The wood, in which the unnamed man hides from the attacking horse, is presented as a hostile, almost alive presence, providing shelter but also impeding his progress. At one point, while fleeing, he hides:
In blinding rain he lunged through the barricade of brambles at the wood's edge. The little crippled trees were small choice in the way of shelter, but at a sudden fierce thickening of the rain he took one at random and crouched under the leaning trunk.
(Hughes, "The Rain Horse," Amazon.com)

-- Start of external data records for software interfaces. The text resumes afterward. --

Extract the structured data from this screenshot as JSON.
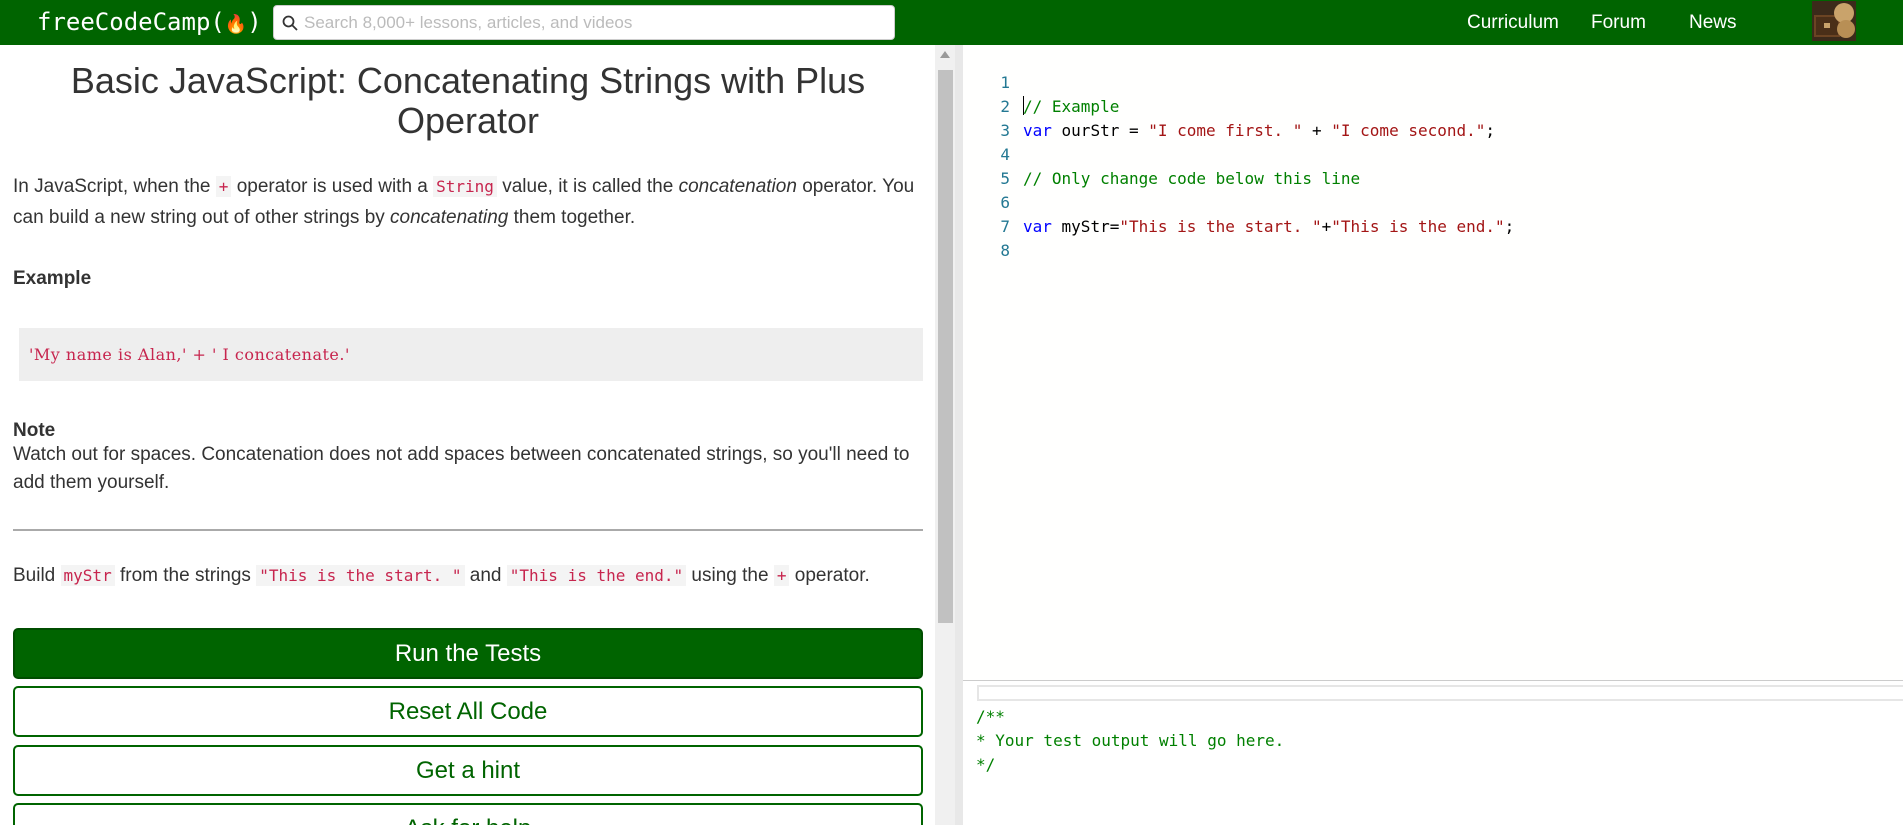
{
  "navbar": {
    "logo_text": "freeCodeCamp(",
    "logo_close": ")",
    "logo_icon": "flame-icon",
    "search_placeholder": "Search 8,000+ lessons, articles, and videos",
    "links": [
      "Curriculum",
      "Forum",
      "News"
    ],
    "background": "#006400"
  },
  "lesson": {
    "title": "Basic JavaScript: Concatenating Strings with Plus Operator",
    "intro": {
      "t1": "In JavaScript, when the ",
      "code_plus": "+",
      "t2": " operator is used with a ",
      "code_string": "String",
      "t3": " value, it is called the ",
      "em1": "concatenation",
      "t4": " operator. You can build a new string out of other strings by ",
      "em2": "concatenating",
      "t5": " them together."
    },
    "example_heading": "Example",
    "example_code": "'My name is Alan,' + ' I concatenate.'",
    "note_heading": "Note",
    "note_text": "Watch out for spaces. Concatenation does not add spaces between concatenated strings, so you'll need to add them yourself.",
    "task": {
      "t1": "Build ",
      "code_var": "myStr",
      "t2": " from the strings ",
      "code_s1": "\"This is the start. \"",
      "t3": " and ",
      "code_s2": "\"This is the end.\"",
      "t4": " using the ",
      "code_plus": "+",
      "t5": " operator."
    },
    "buttons": {
      "run": "Run the Tests",
      "reset": "Reset All Code",
      "hint": "Get a hint",
      "help": "Ask for help"
    },
    "accent": "#006400"
  },
  "editor": {
    "line_numbers": [
      "1",
      "2",
      "3",
      "4",
      "5",
      "6",
      "7",
      "8"
    ],
    "line1_comment": "// Example",
    "line2": {
      "kw": "var",
      "rest": " ourStr = ",
      "s1": "\"I come first. \"",
      "op": " + ",
      "s2": "\"I come second.\"",
      "end": ";"
    },
    "line4_comment": "// Only change code below this line",
    "line6": {
      "kw": "var",
      "rest": " myStr=",
      "s1": "\"This is the start. \"",
      "op": "+",
      "s2": "\"This is the end.\"",
      "end": ";"
    }
  },
  "output": {
    "lines": [
      "/**",
      "* Your test output will go here.",
      "*/"
    ]
  }
}
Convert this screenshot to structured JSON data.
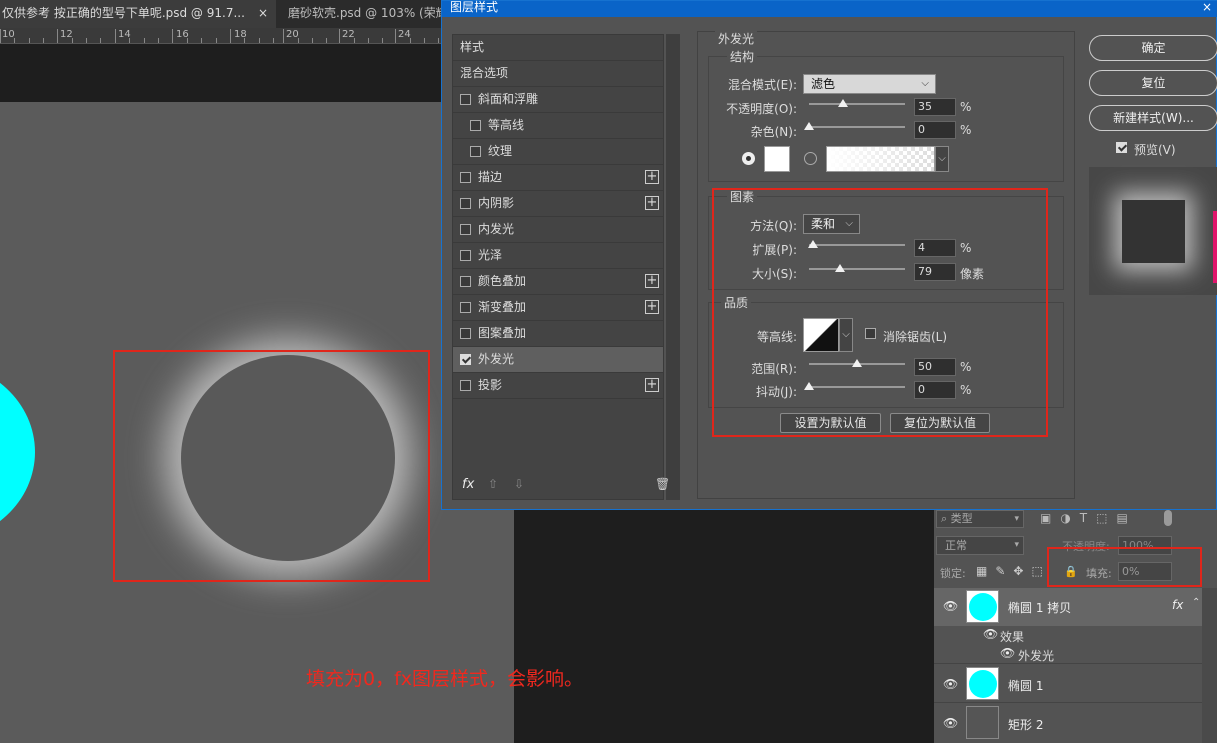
{
  "tabs": [
    {
      "label": "仅供参考 按正确的型号下单呢.psd @ 91.7...",
      "close": "×"
    },
    {
      "label": "磨砂软壳.psd @ 103% (荣耀..."
    }
  ],
  "ruler": [
    "10",
    "12",
    "14",
    "16",
    "18",
    "20",
    "22",
    "24"
  ],
  "canvas": {
    "annotation": "填充为0，fx图层样式，会影响。"
  },
  "dialog": {
    "title": "图层样式",
    "close": "×",
    "style_list": {
      "header": "样式",
      "blend_options": "混合选项",
      "items": [
        {
          "label": "斜面和浮雕",
          "checked": false,
          "plus": false,
          "indent": 0
        },
        {
          "label": "等高线",
          "checked": false,
          "plus": false,
          "indent": 1
        },
        {
          "label": "纹理",
          "checked": false,
          "plus": false,
          "indent": 1
        },
        {
          "label": "描边",
          "checked": false,
          "plus": true,
          "indent": 0
        },
        {
          "label": "内阴影",
          "checked": false,
          "plus": true,
          "indent": 0
        },
        {
          "label": "内发光",
          "checked": false,
          "plus": false,
          "indent": 0
        },
        {
          "label": "光泽",
          "checked": false,
          "plus": false,
          "indent": 0
        },
        {
          "label": "颜色叠加",
          "checked": false,
          "plus": true,
          "indent": 0
        },
        {
          "label": "渐变叠加",
          "checked": false,
          "plus": true,
          "indent": 0
        },
        {
          "label": "图案叠加",
          "checked": false,
          "plus": false,
          "indent": 0
        },
        {
          "label": "外发光",
          "checked": true,
          "plus": false,
          "indent": 0
        },
        {
          "label": "投影",
          "checked": false,
          "plus": true,
          "indent": 0
        }
      ],
      "footer_fx": "fx",
      "footer_up": "⇧",
      "footer_down": "⇩",
      "footer_trash": "🗑"
    },
    "outer_glow": {
      "title": "外发光",
      "structure": {
        "title": "结构",
        "blend_mode_label": "混合模式(E):",
        "blend_mode": "滤色",
        "opacity_label": "不透明度(O):",
        "opacity": "35",
        "opacity_fraction": 0.35,
        "noise_label": "杂色(N):",
        "noise": "0",
        "noise_fraction": 0.0,
        "unit": "%"
      },
      "elements": {
        "title": "图素",
        "technique_label": "方法(Q):",
        "technique": "柔和",
        "spread_label": "扩展(P):",
        "spread": "4",
        "spread_fraction": 0.04,
        "size_label": "大小(S):",
        "size": "79",
        "size_fraction": 0.32,
        "size_unit": "像素",
        "unit": "%"
      },
      "quality": {
        "title": "品质",
        "contour_label": "等高线:",
        "antialias_label": "消除锯齿(L)",
        "range_label": "范围(R):",
        "range": "50",
        "range_fraction": 0.5,
        "jitter_label": "抖动(J):",
        "jitter": "0",
        "jitter_fraction": 0.0,
        "unit": "%"
      },
      "make_default": "设置为默认值",
      "reset_default": "复位为默认值"
    },
    "buttons": {
      "ok": "确定",
      "reset": "复位",
      "new_style": "新建样式(W)...",
      "preview": "预览(V)"
    }
  },
  "layers": {
    "filter": "类型",
    "blend": "正常",
    "opacity_label": "不透明度:",
    "opacity": "100%",
    "lock_label": "锁定:",
    "fill_label": "填充:",
    "fill": "0%",
    "rows": {
      "layer1": "椭圆 1 拷贝",
      "layer1_fx": "fx",
      "effects": "效果",
      "outer_glow": "外发光",
      "layer2": "椭圆 1",
      "layer3": "矩形 2"
    }
  },
  "colors": {
    "accent_blue": "#0a64c8",
    "cyan": "#00ffff",
    "annotation_red": "#e0261b"
  }
}
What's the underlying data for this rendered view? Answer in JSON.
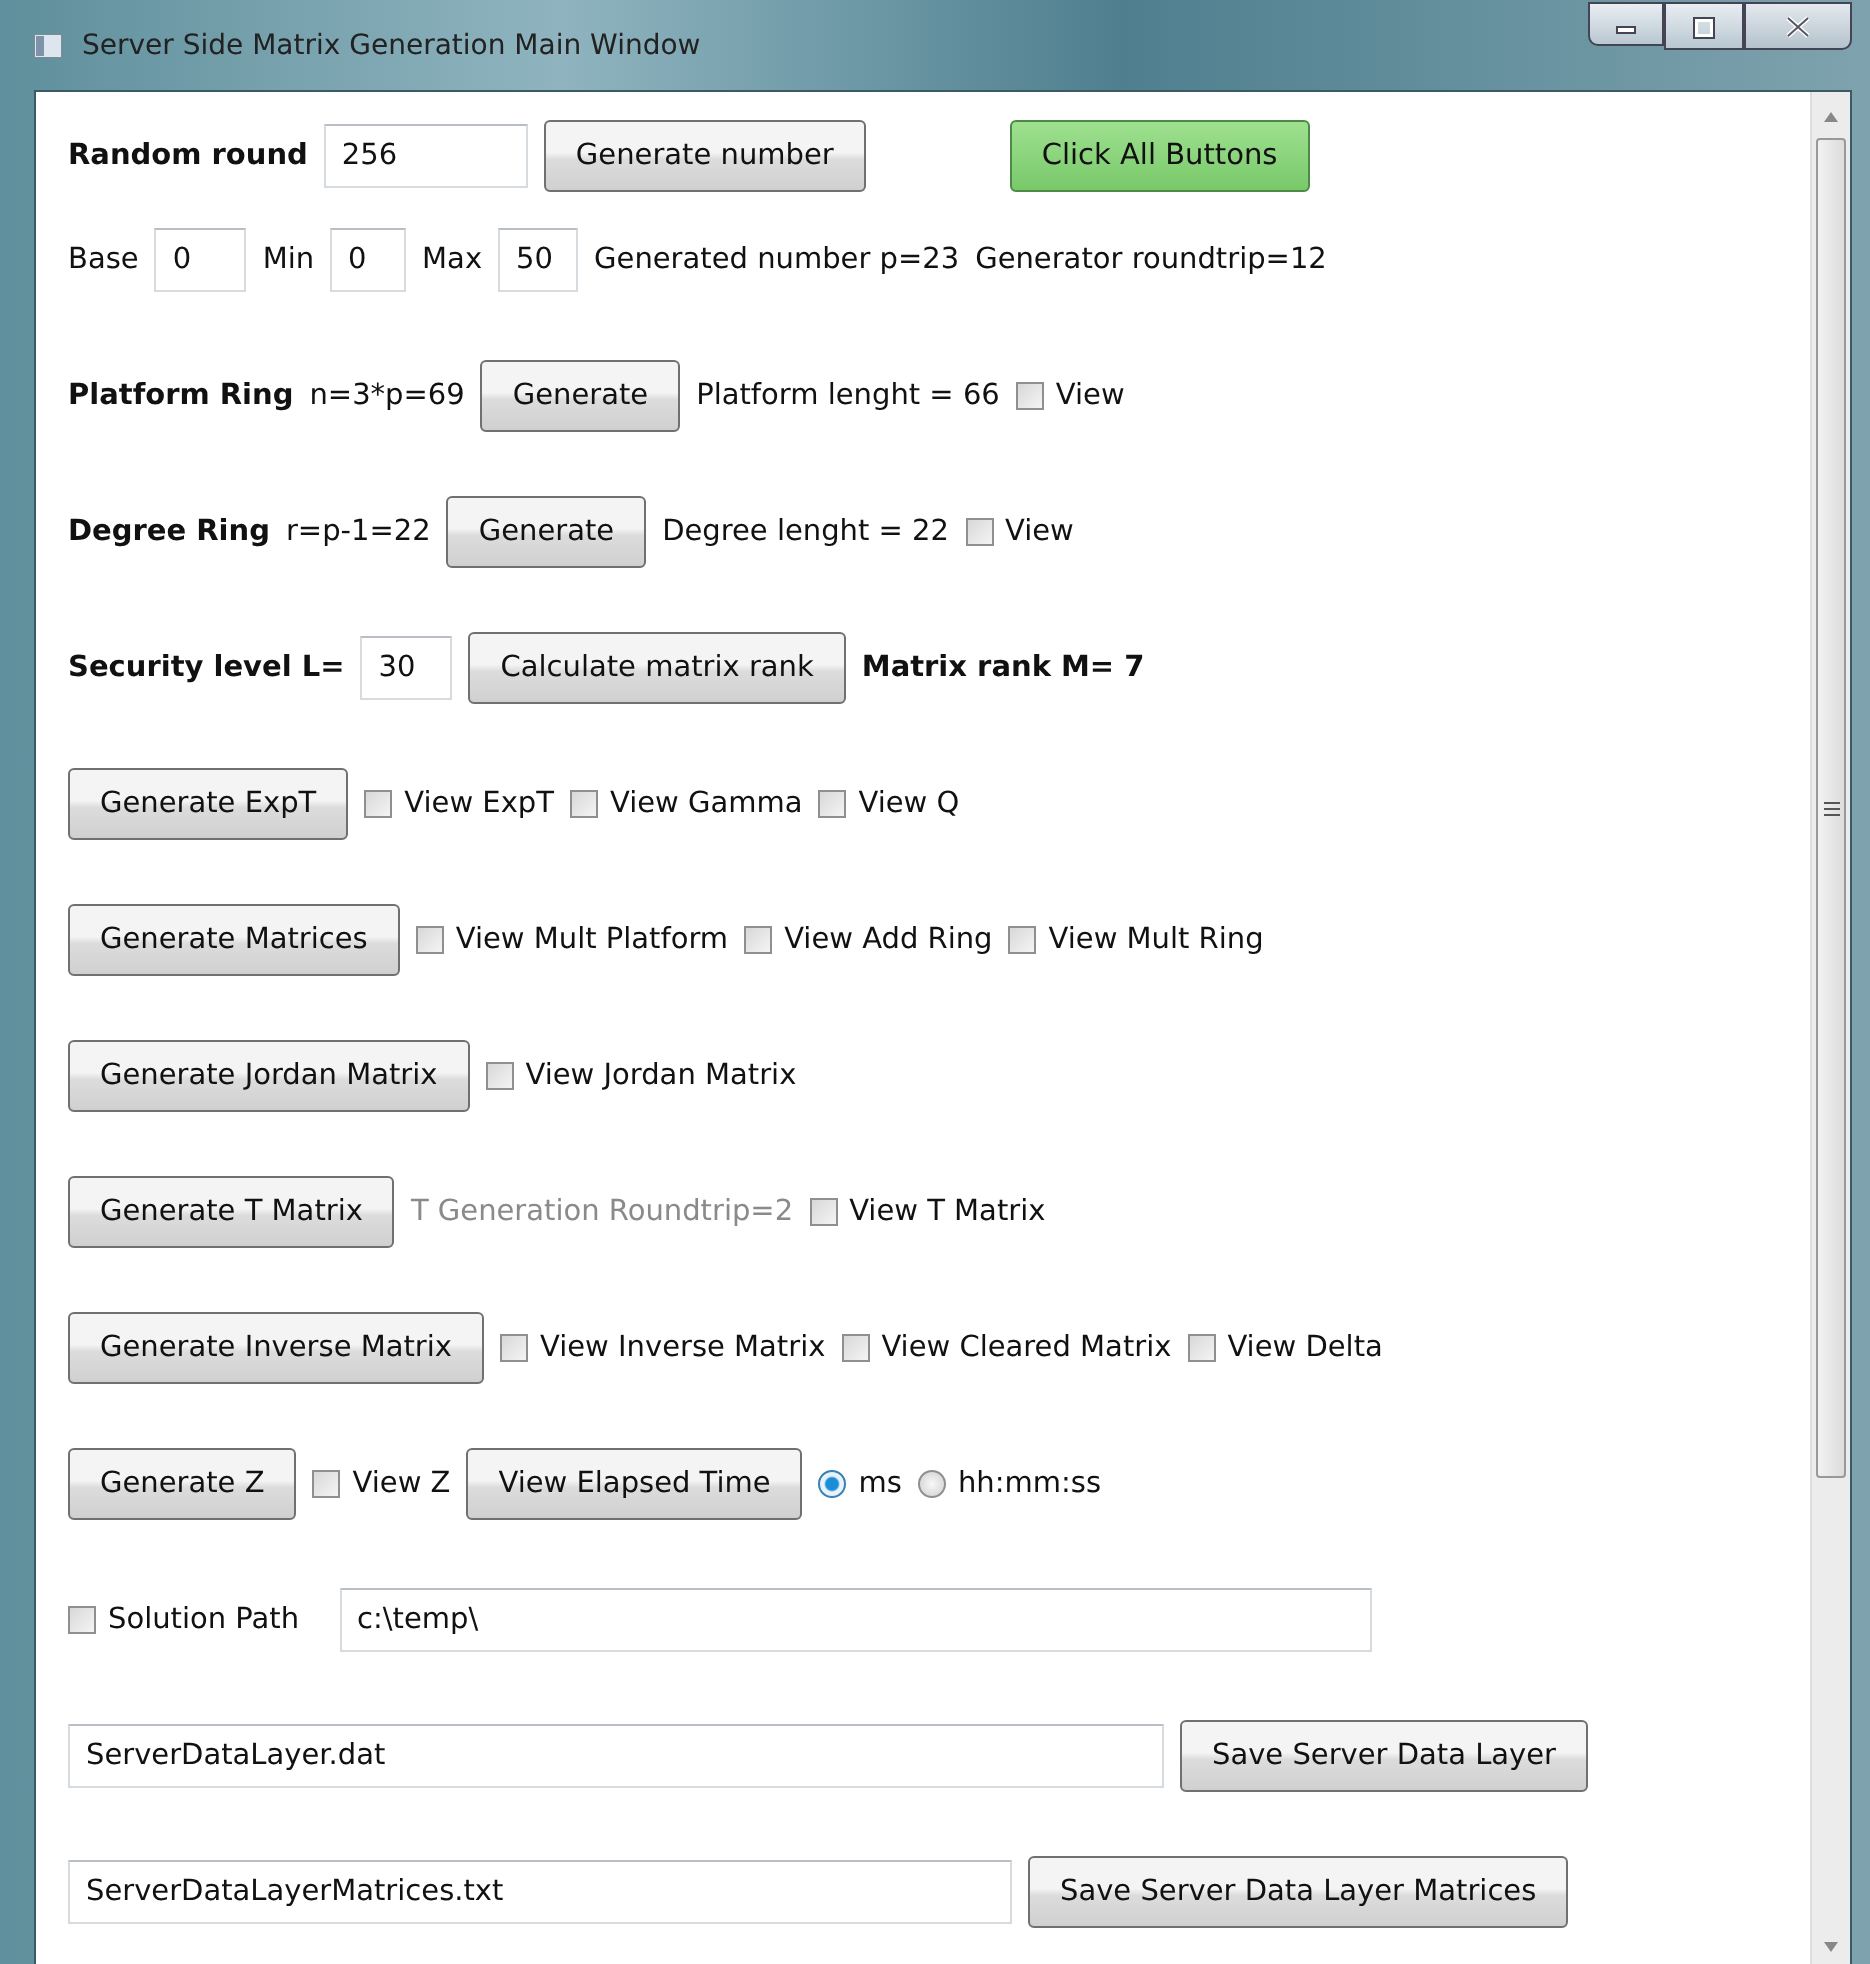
{
  "window": {
    "title": "Server Side Matrix Generation Main Window"
  },
  "rows": [
    {
      "items": [
        {
          "kind": "heading",
          "text": "Random round"
        },
        {
          "kind": "field",
          "value": "256"
        },
        {
          "kind": "button",
          "label": "Generate number"
        },
        {
          "kind": "accent-button",
          "label": "Click All Buttons"
        }
      ]
    },
    {
      "items": [
        {
          "kind": "text",
          "text": "Base"
        },
        {
          "kind": "field",
          "value": "0"
        },
        {
          "kind": "text",
          "text": "Min"
        },
        {
          "kind": "field",
          "value": "0"
        },
        {
          "kind": "text",
          "text": "Max"
        },
        {
          "kind": "field",
          "value": "50"
        },
        {
          "kind": "text",
          "text": "Generated number p=23"
        },
        {
          "kind": "text",
          "text": "Generator roundtrip=12"
        }
      ]
    },
    {
      "items": [
        {
          "kind": "heading",
          "text": "Platform Ring"
        },
        {
          "kind": "text",
          "text": "n=3*p=69"
        },
        {
          "kind": "button",
          "label": "Generate"
        },
        {
          "kind": "text",
          "text": "Platform lenght = 66"
        },
        {
          "kind": "checkbox",
          "label": "View",
          "checked": false
        }
      ]
    },
    {
      "items": [
        {
          "kind": "heading",
          "text": "Degree Ring"
        },
        {
          "kind": "text",
          "text": "r=p-1=22"
        },
        {
          "kind": "button",
          "label": "Generate"
        },
        {
          "kind": "text",
          "text": "Degree lenght = 22"
        },
        {
          "kind": "checkbox",
          "label": "View",
          "checked": false
        }
      ]
    },
    {
      "items": [
        {
          "kind": "heading",
          "text": "Security level L="
        },
        {
          "kind": "field",
          "value": "30"
        },
        {
          "kind": "button",
          "label": "Calculate matrix rank"
        },
        {
          "kind": "heading",
          "text": "Matrix rank M= 7"
        }
      ]
    },
    {
      "items": [
        {
          "kind": "button",
          "label": "Generate ExpT"
        },
        {
          "kind": "checkbox",
          "label": "View ExpT",
          "checked": false
        },
        {
          "kind": "checkbox",
          "label": "View Gamma",
          "checked": false
        },
        {
          "kind": "checkbox",
          "label": "View Q",
          "checked": false
        }
      ]
    },
    {
      "items": [
        {
          "kind": "button",
          "label": "Generate Matrices"
        },
        {
          "kind": "checkbox",
          "label": "View Mult Platform",
          "checked": false
        },
        {
          "kind": "checkbox",
          "label": "View Add Ring",
          "checked": false
        },
        {
          "kind": "checkbox",
          "label": "View Mult Ring",
          "checked": false
        }
      ]
    },
    {
      "items": [
        {
          "kind": "button",
          "label": "Generate Jordan Matrix"
        },
        {
          "kind": "checkbox",
          "label": "View Jordan Matrix",
          "checked": false
        }
      ]
    },
    {
      "items": [
        {
          "kind": "button",
          "label": "Generate T Matrix"
        },
        {
          "kind": "dim-text",
          "text": "T Generation Roundtrip=2"
        },
        {
          "kind": "checkbox",
          "label": "View T Matrix",
          "checked": false
        }
      ]
    },
    {
      "items": [
        {
          "kind": "button",
          "label": "Generate Inverse Matrix"
        },
        {
          "kind": "checkbox",
          "label": "View Inverse Matrix",
          "checked": false
        },
        {
          "kind": "checkbox",
          "label": "View Cleared Matrix",
          "checked": false
        },
        {
          "kind": "checkbox",
          "label": "View Delta",
          "checked": false
        }
      ]
    },
    {
      "items": [
        {
          "kind": "button",
          "label": "Generate Z"
        },
        {
          "kind": "checkbox",
          "label": "View Z",
          "checked": false
        },
        {
          "kind": "button",
          "label": "View Elapsed Time"
        },
        {
          "kind": "radio",
          "label": "ms",
          "selected": true
        },
        {
          "kind": "radio",
          "label": "hh:mm:ss",
          "selected": false
        }
      ]
    },
    {
      "items": [
        {
          "kind": "checkbox",
          "label": "Solution Path",
          "checked": false
        },
        {
          "kind": "field",
          "value": "c:\\temp\\"
        }
      ]
    },
    {
      "items": [
        {
          "kind": "field",
          "value": "ServerDataLayer.dat"
        },
        {
          "kind": "button",
          "label": "Save Server Data Layer"
        }
      ]
    },
    {
      "items": [
        {
          "kind": "field",
          "value": "ServerDataLayerMatrices.txt"
        },
        {
          "kind": "button",
          "label": "Save Server Data Layer Matrices"
        }
      ]
    }
  ]
}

The strong adjectives create a claustrophobic sense to the wood, which seems itself to have been beaten down by the rain. Instead of easily hiding, the man must break through a bramble hedge, and the trees inside are small and whithered, not strong and tall. However, even this uncomfortable place is preferable to the hostile horse; at least the wood does not actively attack him.